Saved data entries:
::::

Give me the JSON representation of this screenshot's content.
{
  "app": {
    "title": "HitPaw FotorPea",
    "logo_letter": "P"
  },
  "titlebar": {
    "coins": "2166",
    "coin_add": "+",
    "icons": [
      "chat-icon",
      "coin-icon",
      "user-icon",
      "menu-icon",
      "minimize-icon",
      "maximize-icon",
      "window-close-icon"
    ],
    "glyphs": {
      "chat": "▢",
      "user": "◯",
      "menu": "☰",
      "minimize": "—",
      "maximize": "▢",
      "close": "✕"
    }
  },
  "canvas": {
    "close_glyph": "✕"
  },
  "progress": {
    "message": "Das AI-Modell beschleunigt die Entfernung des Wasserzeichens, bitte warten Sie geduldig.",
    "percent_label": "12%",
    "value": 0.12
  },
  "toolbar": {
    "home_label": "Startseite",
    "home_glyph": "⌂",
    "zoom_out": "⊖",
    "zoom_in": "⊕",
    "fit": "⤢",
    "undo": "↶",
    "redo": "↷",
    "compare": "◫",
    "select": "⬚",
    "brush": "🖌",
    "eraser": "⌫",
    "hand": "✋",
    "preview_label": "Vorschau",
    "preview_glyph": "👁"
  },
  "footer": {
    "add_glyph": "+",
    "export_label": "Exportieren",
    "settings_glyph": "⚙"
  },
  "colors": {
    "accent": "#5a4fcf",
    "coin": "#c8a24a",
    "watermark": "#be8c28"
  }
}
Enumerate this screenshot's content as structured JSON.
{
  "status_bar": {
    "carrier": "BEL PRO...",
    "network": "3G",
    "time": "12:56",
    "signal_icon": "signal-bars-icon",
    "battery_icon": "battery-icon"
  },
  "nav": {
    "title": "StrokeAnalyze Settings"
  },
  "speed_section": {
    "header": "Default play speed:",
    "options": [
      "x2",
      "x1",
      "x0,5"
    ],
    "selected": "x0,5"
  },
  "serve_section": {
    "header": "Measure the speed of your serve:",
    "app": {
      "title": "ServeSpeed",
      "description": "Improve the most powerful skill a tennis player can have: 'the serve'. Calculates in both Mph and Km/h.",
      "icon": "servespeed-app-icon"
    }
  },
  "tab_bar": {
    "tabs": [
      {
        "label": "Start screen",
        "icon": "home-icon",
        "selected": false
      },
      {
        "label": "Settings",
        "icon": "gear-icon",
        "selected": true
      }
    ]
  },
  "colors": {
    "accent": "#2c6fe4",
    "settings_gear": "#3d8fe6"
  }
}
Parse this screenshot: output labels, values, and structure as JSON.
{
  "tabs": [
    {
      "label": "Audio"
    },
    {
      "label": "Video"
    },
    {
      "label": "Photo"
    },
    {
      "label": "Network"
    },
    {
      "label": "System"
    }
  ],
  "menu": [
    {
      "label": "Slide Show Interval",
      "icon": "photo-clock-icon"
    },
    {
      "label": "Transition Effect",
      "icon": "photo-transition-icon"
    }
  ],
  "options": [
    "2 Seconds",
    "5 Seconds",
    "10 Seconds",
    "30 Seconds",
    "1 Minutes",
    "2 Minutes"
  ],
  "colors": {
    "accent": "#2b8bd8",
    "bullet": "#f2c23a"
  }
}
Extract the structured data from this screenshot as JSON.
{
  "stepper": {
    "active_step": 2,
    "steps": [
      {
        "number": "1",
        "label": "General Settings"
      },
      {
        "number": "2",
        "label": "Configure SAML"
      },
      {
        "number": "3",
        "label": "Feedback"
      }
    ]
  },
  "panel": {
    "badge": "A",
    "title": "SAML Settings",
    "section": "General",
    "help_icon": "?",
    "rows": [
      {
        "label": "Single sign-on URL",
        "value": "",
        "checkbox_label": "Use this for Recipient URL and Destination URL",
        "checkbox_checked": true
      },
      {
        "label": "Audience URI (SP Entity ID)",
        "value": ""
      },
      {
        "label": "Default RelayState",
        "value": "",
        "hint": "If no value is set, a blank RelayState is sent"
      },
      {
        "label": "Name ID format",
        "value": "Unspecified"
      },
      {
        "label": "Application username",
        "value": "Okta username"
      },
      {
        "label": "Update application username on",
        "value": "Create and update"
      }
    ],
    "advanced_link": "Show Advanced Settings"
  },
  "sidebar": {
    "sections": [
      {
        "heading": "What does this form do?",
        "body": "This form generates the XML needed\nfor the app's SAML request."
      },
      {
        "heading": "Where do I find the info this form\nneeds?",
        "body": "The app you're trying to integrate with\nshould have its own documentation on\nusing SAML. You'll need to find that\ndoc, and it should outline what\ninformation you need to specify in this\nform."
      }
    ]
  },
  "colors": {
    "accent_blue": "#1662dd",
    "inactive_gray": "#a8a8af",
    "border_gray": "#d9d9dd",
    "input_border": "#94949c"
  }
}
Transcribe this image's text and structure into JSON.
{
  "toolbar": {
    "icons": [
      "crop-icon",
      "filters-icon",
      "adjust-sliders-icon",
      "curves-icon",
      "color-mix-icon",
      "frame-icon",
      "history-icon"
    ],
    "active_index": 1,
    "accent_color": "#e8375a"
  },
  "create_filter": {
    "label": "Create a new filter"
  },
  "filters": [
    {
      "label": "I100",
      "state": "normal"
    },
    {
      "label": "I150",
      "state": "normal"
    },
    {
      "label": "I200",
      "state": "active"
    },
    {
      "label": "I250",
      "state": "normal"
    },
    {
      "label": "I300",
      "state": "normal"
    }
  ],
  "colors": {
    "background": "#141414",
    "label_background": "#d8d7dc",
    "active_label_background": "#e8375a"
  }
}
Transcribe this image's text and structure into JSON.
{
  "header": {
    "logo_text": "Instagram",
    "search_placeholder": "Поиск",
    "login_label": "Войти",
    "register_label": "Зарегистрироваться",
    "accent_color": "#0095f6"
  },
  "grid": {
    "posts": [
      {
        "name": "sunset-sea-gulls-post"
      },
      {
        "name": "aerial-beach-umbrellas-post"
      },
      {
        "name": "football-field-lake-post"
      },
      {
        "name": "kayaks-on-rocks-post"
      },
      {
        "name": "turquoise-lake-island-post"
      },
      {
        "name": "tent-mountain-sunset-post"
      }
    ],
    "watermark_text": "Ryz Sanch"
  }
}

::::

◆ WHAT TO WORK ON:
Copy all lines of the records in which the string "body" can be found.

◆ COMPLETED TASK:
        "body": "This form generates the XML needed\nfor the app's SAML request."
        "body": "The app you're trying to integrate with\nshould have its own documentation on\nusing SAML. You'll need to find that\ndoc, and it should outline what\ninformation you need to specify in this\nform."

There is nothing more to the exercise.